-------- Records
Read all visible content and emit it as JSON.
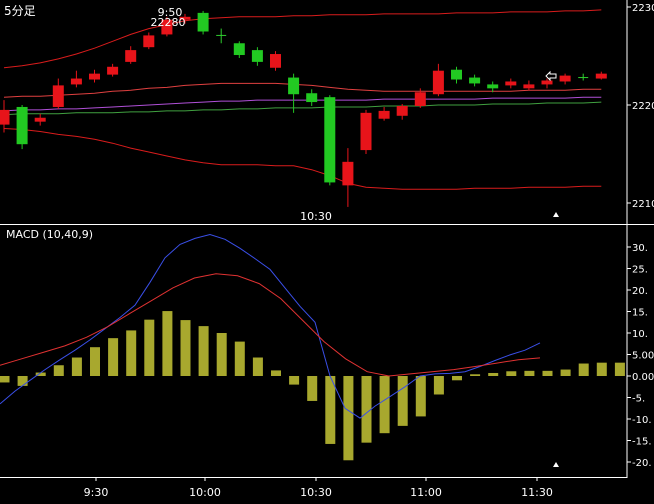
{
  "chart_data": [
    {
      "type": "candlestick",
      "title": "5分足",
      "ylim": [
        2208,
        2231
      ],
      "y_ticks": [
        "2230",
        "2220",
        "2210"
      ],
      "annotations": [
        {
          "text": "9:50",
          "x": "9:50"
        },
        {
          "text": "22280",
          "x": "9:50"
        },
        {
          "text": "10:30",
          "x": "10:30"
        }
      ],
      "candles": [
        {
          "open": 2218.0,
          "close": 2219.5,
          "high": 2220.5,
          "low": 2217.2
        },
        {
          "open": 2219.8,
          "close": 2216.0,
          "high": 2220.0,
          "low": 2215.5
        },
        {
          "open": 2218.3,
          "close": 2218.7,
          "high": 2219.1,
          "low": 2217.9
        },
        {
          "open": 2219.8,
          "close": 2222.0,
          "high": 2222.7,
          "low": 2219.6
        },
        {
          "open": 2222.1,
          "close": 2222.7,
          "high": 2223.5,
          "low": 2221.8
        },
        {
          "open": 2222.6,
          "close": 2223.2,
          "high": 2223.6,
          "low": 2222.3
        },
        {
          "open": 2223.1,
          "close": 2223.9,
          "high": 2224.2,
          "low": 2222.9
        },
        {
          "open": 2224.4,
          "close": 2225.6,
          "high": 2226.0,
          "low": 2224.2
        },
        {
          "open": 2225.9,
          "close": 2227.1,
          "high": 2227.4,
          "low": 2225.7
        },
        {
          "open": 2227.2,
          "close": 2228.7,
          "high": 2229.0,
          "low": 2227.0
        },
        {
          "open": 2228.7,
          "close": 2229.0,
          "high": 2229.3,
          "low": 2228.3
        },
        {
          "open": 2229.4,
          "close": 2227.5,
          "high": 2229.6,
          "low": 2227.2
        },
        {
          "open": 2227.1,
          "close": 2227.1,
          "high": 2227.8,
          "low": 2226.3
        },
        {
          "open": 2226.3,
          "close": 2225.1,
          "high": 2226.5,
          "low": 2224.8
        },
        {
          "open": 2225.6,
          "close": 2224.4,
          "high": 2225.9,
          "low": 2224.0
        },
        {
          "open": 2223.8,
          "close": 2225.2,
          "high": 2225.5,
          "low": 2223.5
        },
        {
          "open": 2222.8,
          "close": 2221.1,
          "high": 2223.2,
          "low": 2219.2
        },
        {
          "open": 2221.2,
          "close": 2220.3,
          "high": 2221.6,
          "low": 2219.9
        },
        {
          "open": 2220.8,
          "close": 2212.1,
          "high": 2221.0,
          "low": 2211.8
        },
        {
          "open": 2211.8,
          "close": 2214.2,
          "high": 2215.6,
          "low": 2209.6
        },
        {
          "open": 2215.4,
          "close": 2219.2,
          "high": 2219.5,
          "low": 2215.0
        },
        {
          "open": 2218.6,
          "close": 2219.4,
          "high": 2219.8,
          "low": 2218.4
        },
        {
          "open": 2218.9,
          "close": 2219.9,
          "high": 2220.1,
          "low": 2218.5
        },
        {
          "open": 2219.9,
          "close": 2221.3,
          "high": 2221.7,
          "low": 2219.7
        },
        {
          "open": 2221.1,
          "close": 2223.5,
          "high": 2224.2,
          "low": 2220.9
        },
        {
          "open": 2223.6,
          "close": 2222.6,
          "high": 2223.9,
          "low": 2222.2
        },
        {
          "open": 2222.8,
          "close": 2222.2,
          "high": 2223.1,
          "low": 2221.9
        },
        {
          "open": 2222.1,
          "close": 2221.7,
          "high": 2222.4,
          "low": 2221.3
        },
        {
          "open": 2222.0,
          "close": 2222.4,
          "high": 2222.7,
          "low": 2221.7
        },
        {
          "open": 2221.7,
          "close": 2222.1,
          "high": 2222.5,
          "low": 2221.5
        },
        {
          "open": 2222.1,
          "close": 2222.5,
          "high": 2222.7,
          "low": 2221.7
        },
        {
          "open": 2222.4,
          "close": 2223.0,
          "high": 2223.2,
          "low": 2222.1
        },
        {
          "open": 2222.8,
          "close": 2222.8,
          "high": 2223.2,
          "low": 2222.5
        },
        {
          "open": 2222.7,
          "close": 2223.2,
          "high": 2223.4,
          "low": 2222.6
        }
      ],
      "bollinger_upper": [
        2223.8,
        2224.0,
        2224.3,
        2224.7,
        2225.2,
        2225.8,
        2226.5,
        2227.2,
        2227.8,
        2228.2,
        2228.6,
        2228.8,
        2228.9,
        2229.0,
        2229.0,
        2229.0,
        2229.1,
        2229.1,
        2229.2,
        2229.2,
        2229.2,
        2229.3,
        2229.3,
        2229.3,
        2229.3,
        2229.4,
        2229.4,
        2229.4,
        2229.5,
        2229.5,
        2229.5,
        2229.6,
        2229.6,
        2229.7
      ],
      "bollinger_lower": [
        2217.6,
        2217.5,
        2217.3,
        2217.0,
        2216.8,
        2216.5,
        2216.1,
        2215.6,
        2215.2,
        2214.8,
        2214.4,
        2214.1,
        2213.9,
        2213.9,
        2213.9,
        2213.8,
        2213.8,
        2213.4,
        2212.8,
        2212.0,
        2211.6,
        2211.5,
        2211.4,
        2211.4,
        2211.4,
        2211.4,
        2211.5,
        2211.5,
        2211.5,
        2211.6,
        2211.6,
        2211.6,
        2211.7,
        2211.7
      ],
      "moving_avg_red": [
        2220.8,
        2220.9,
        2220.9,
        2221.0,
        2221.1,
        2221.2,
        2221.4,
        2221.5,
        2221.7,
        2221.8,
        2222.0,
        2222.1,
        2222.2,
        2222.2,
        2222.2,
        2222.2,
        2222.1,
        2222.0,
        2221.8,
        2221.6,
        2221.5,
        2221.4,
        2221.4,
        2221.4,
        2221.4,
        2221.4,
        2221.4,
        2221.4,
        2221.4,
        2221.5,
        2221.5,
        2221.5,
        2221.6,
        2221.6
      ],
      "moving_avg_purple": [
        2219.4,
        2219.5,
        2219.5,
        2219.6,
        2219.6,
        2219.7,
        2219.8,
        2219.9,
        2220.0,
        2220.1,
        2220.2,
        2220.3,
        2220.4,
        2220.4,
        2220.5,
        2220.5,
        2220.5,
        2220.5,
        2220.5,
        2220.5,
        2220.5,
        2220.6,
        2220.6,
        2220.6,
        2220.6,
        2220.6,
        2220.6,
        2220.7,
        2220.7,
        2220.7,
        2220.7,
        2220.7,
        2220.8,
        2220.8
      ],
      "moving_avg_green": [
        2219.0,
        2219.1,
        2219.1,
        2219.1,
        2219.2,
        2219.2,
        2219.2,
        2219.3,
        2219.3,
        2219.4,
        2219.4,
        2219.5,
        2219.5,
        2219.6,
        2219.6,
        2219.7,
        2219.7,
        2219.7,
        2219.8,
        2219.8,
        2219.8,
        2219.9,
        2219.9,
        2219.9,
        2220.0,
        2220.0,
        2220.0,
        2220.1,
        2220.1,
        2220.1,
        2220.2,
        2220.2,
        2220.2,
        2220.3
      ]
    },
    {
      "type": "bar+line",
      "title": "MACD (10,40,9)",
      "ylim": [
        -23,
        33
      ],
      "y_ticks": [
        "30.",
        "25.",
        "20.",
        "15.",
        "10.",
        "5.00",
        "0.00",
        "-5.",
        "-10.",
        "-15.",
        "-20."
      ],
      "histogram": [
        -1.5,
        -2.3,
        0.8,
        2.5,
        4.3,
        6.7,
        8.8,
        10.6,
        13.1,
        15.1,
        13.0,
        11.6,
        10.0,
        8.0,
        4.3,
        1.3,
        -2.0,
        -5.8,
        -15.8,
        -19.6,
        -15.5,
        -13.3,
        -11.6,
        -9.4,
        -4.3,
        -1.0,
        0.4,
        0.7,
        1.1,
        1.2,
        1.2,
        1.5,
        2.9,
        3.1,
        3.1
      ],
      "macd_line": [
        -6.5,
        -3.5,
        -1.0,
        1.5,
        3.8,
        6.0,
        8.4,
        11.0,
        13.6,
        16.5,
        21.8,
        27.5,
        30.6,
        32.0,
        32.9,
        31.8,
        29.7,
        27.3,
        24.8,
        20.5,
        16.2,
        12.5,
        0.0,
        -7.5,
        -9.8,
        -7.0,
        -4.8,
        -2.5,
        0.0,
        0.5,
        0.6,
        1.0,
        2.2,
        3.6,
        4.9,
        6.0,
        7.7
      ],
      "signal_line": [
        2.5,
        4.0,
        5.5,
        7.0,
        9.0,
        11.5,
        14.5,
        17.5,
        20.5,
        22.8,
        23.8,
        23.3,
        21.5,
        18.0,
        13.0,
        8.0,
        4.0,
        1.0,
        0.0,
        0.5,
        1.0,
        1.5,
        2.2,
        3.0,
        3.8,
        4.2
      ],
      "x_labels": [
        "9:30",
        "10:00",
        "10:30",
        "11:00",
        "11:30"
      ]
    }
  ],
  "colors": {
    "up": "#e8141a",
    "down": "#22c922",
    "doji": "#2fcf2f",
    "bollinger": "#d91c1c",
    "ma_red": "#e04040",
    "ma_purple": "#b050d8",
    "ma_green": "#40a040",
    "macd_line": "#3a4fe8",
    "signal_line": "#e03232",
    "histogram": "#a8a82e",
    "grid": "#ffffff",
    "text": "#ffffff"
  }
}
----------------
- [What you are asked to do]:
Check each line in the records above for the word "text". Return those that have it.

- [Task result]:
          "text": "9:50",
          "text": "22280",
          "text": "10:30",
    "text": "#ffffff"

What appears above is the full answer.